Because the freeze is coming early, 'cedar fever' is too.

AUSTIN — You see them covering the Central Texas hills and landscape...We call the prickly, green, coniferous trees "cedar."

Susan O'Donnell, senior biologist for the City of Austin Balcones Canyonlands Preserve, said the trees we call cedar are actually not cedar.

They are actually in the cypress family. They are ashe juniper.

"There's pollen dating back to the Pleistocene," O'Donnell said. "So, these trees have been here for a really, really long time."

Also here for a long time? Allergies.

"Early freeze and cold weather can act as a trigger for bringing on cedar pollination," Kyle Bartschmid, a physician assistant with Texan Allergy, said.

The allergy symptoms known as "cedar fever" usually hit a couple weeks after a freeze.

But because the freeze is coming early...

"That, in combination with the increased water and rain that we've been getting in the summer and the fall, can definitely cause more early onset of a cedar season and an increase in cedar pollination this year," Bartschmid said.

Texan Allergy said you can treat the "cedar fever" symptoms -- like a runny nose, itchy and watery eyes and fatigue -- with antihistamines or...

"If you're having a very severe case. You can in some instances, use steroids," Bartschmid said. "And then on top of that is the allergen immunotherapy -- allergy shots or allergy drops."

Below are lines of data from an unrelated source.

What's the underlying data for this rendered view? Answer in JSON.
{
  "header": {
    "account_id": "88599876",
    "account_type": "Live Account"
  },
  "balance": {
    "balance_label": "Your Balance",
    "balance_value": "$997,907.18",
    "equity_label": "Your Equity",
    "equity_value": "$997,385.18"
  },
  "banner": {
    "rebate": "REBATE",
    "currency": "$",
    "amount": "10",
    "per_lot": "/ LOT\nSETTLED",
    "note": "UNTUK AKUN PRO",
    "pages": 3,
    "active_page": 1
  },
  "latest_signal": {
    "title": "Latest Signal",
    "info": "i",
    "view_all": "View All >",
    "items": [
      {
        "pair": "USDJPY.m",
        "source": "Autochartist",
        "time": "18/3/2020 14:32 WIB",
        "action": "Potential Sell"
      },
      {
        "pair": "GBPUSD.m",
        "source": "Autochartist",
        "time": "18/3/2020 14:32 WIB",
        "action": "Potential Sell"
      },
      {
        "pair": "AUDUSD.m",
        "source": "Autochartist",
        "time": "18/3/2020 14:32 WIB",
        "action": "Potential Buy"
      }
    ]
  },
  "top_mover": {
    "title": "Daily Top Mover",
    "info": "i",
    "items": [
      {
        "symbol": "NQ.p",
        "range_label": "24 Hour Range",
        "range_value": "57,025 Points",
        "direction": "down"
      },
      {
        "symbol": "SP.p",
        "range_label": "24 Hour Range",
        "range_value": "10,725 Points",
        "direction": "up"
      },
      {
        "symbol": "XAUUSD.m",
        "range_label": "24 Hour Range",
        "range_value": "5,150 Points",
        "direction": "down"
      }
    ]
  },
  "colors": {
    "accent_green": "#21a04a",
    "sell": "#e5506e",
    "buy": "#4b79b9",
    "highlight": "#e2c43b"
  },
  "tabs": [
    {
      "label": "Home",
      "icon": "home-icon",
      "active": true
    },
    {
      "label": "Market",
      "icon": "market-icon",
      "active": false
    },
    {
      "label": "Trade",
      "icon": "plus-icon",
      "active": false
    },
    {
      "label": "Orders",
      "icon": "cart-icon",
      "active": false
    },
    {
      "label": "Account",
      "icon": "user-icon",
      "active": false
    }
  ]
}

Ahead of the season, you can get an allergy test to find out exactly what you're allergic to.